The mountain is not something eternally sublime; it has a great historic and spiritual meaning to us. It stands for us as the ladder of life. Nay, more; it is the ladder of the soul and in a curious way the source of religion. From it came the Law, from it came the Gospel in the Sermon of the Mount. We may trul say that the highest religion is the Religion of the Mountain.
door I thought about life and how it resembled a ladder. Do you ever feel that way? Like life is one big uphill climb and there are always more people and circumstances tripping us and trying to pull us back down the ladder, while very, very few people ever stop to give us a hand up. 'Fend for yourselves , ' seems more like the motto of the world. Survival of the fittest doesn't exactly leave room for encouragement.
The key to ending extreme poverty is to enable the poorest of the poor to get their foot on the ladder of development. The ladder of development hovers overhead, and the poorest of the poor are stuck beneath it. They lack the minimum amount of capital necessary to get a foothold, and therefore need a boost up to the first rung.
When you're an immigrant, you're at the bottom of the ladder. You might not be at the bottom of the ladder economically. Those contradictions led me to feel that the role in society I was given didn't jive with my sense of myself. I think, in fact, that is the case with most people. Everybody feels themselves to be in an original relationship to creation, and feels confined by their social role.
Don't just climb the ladder of success - a ladder that leads, after all, to higher and higher levels of stress and burnout - but chart a new path to success, remaking it in a way that includes not just the conventional metrics of money and power, but a third metric that includes well-being, wisdom, wonder and giving, so that the goal is not just to succeed but to thrive.
Standing athwart ineffective, feel-good legislation shouting, 'Stop!' is seen as a betrayal of those struggling to get their footing on the lowest rung of the economic ladder. Yet raising the minimum wage hacks the lowest rungs off the ladder altogether. But economic logic doesn't wash with liberals who are intent on inflaming class warfare.
However, for the man who studies to gain insight, books and studies are merely rungs of the ladder on which he climbs to the summit of knowledge. As soon as a rung has raised him up one step, he leaves it behind. On the other hand, the many who study in order to fill their memory do not use the rungs of the ladder for climbing, but take them off and load themselves with them to take away, rejoicing at the increasing weight of the burden. They remain below forever, because they bear what should have bourne them.
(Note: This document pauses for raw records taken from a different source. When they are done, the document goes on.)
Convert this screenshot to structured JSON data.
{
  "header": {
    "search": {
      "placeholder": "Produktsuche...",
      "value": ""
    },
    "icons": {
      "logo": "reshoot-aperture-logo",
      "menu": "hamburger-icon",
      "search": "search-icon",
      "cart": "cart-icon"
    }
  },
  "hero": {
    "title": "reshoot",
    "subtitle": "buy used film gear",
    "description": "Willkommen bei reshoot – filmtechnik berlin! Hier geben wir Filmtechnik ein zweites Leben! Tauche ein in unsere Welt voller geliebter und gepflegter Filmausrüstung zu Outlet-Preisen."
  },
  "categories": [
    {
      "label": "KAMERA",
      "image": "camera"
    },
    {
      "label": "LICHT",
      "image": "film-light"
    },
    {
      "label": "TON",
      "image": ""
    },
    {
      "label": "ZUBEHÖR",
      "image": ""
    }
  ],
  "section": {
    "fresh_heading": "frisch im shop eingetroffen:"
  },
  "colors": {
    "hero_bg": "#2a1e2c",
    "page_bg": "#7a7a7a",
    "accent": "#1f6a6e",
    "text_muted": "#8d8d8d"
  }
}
Not all deceptions are palatable. Untruths are too easy to come by, too quickly exploded, too cheap and ephemeral to give lasting comfort. Mundus vult decipi, but there is a hierarchy of deceptions. Near the bottom of the ladder is journalism: a steady stream of irresponsible distortions that most people find refreshing although on the morning after, or at least within a week, it will be stale and flat. On a higher level we find fictions that men eagerly believe, regardless of the evidence, because they gratify some wish. Near the top of the ladder we encounter curious mixtures of untruth and truth that exert a lasting fascination on the intellectual community.
An old essay by John Updike begins, 'We live in an era of gratuitous inventions and negative improvements.' That language is general and abstract, near the top of the ladder. It provokes our thinking, but what concrete evidence leads Updike to his conclusion ? The answer is in his second sentence : 'Consider the beer can.' To be even more specific, Updike was complaining that the invention of the pop-top ruined the aesthetic experience of drinking beer. 'Pop-top' and 'beer' are at the bottom of the ladder, 'aesthetic experience' at the top.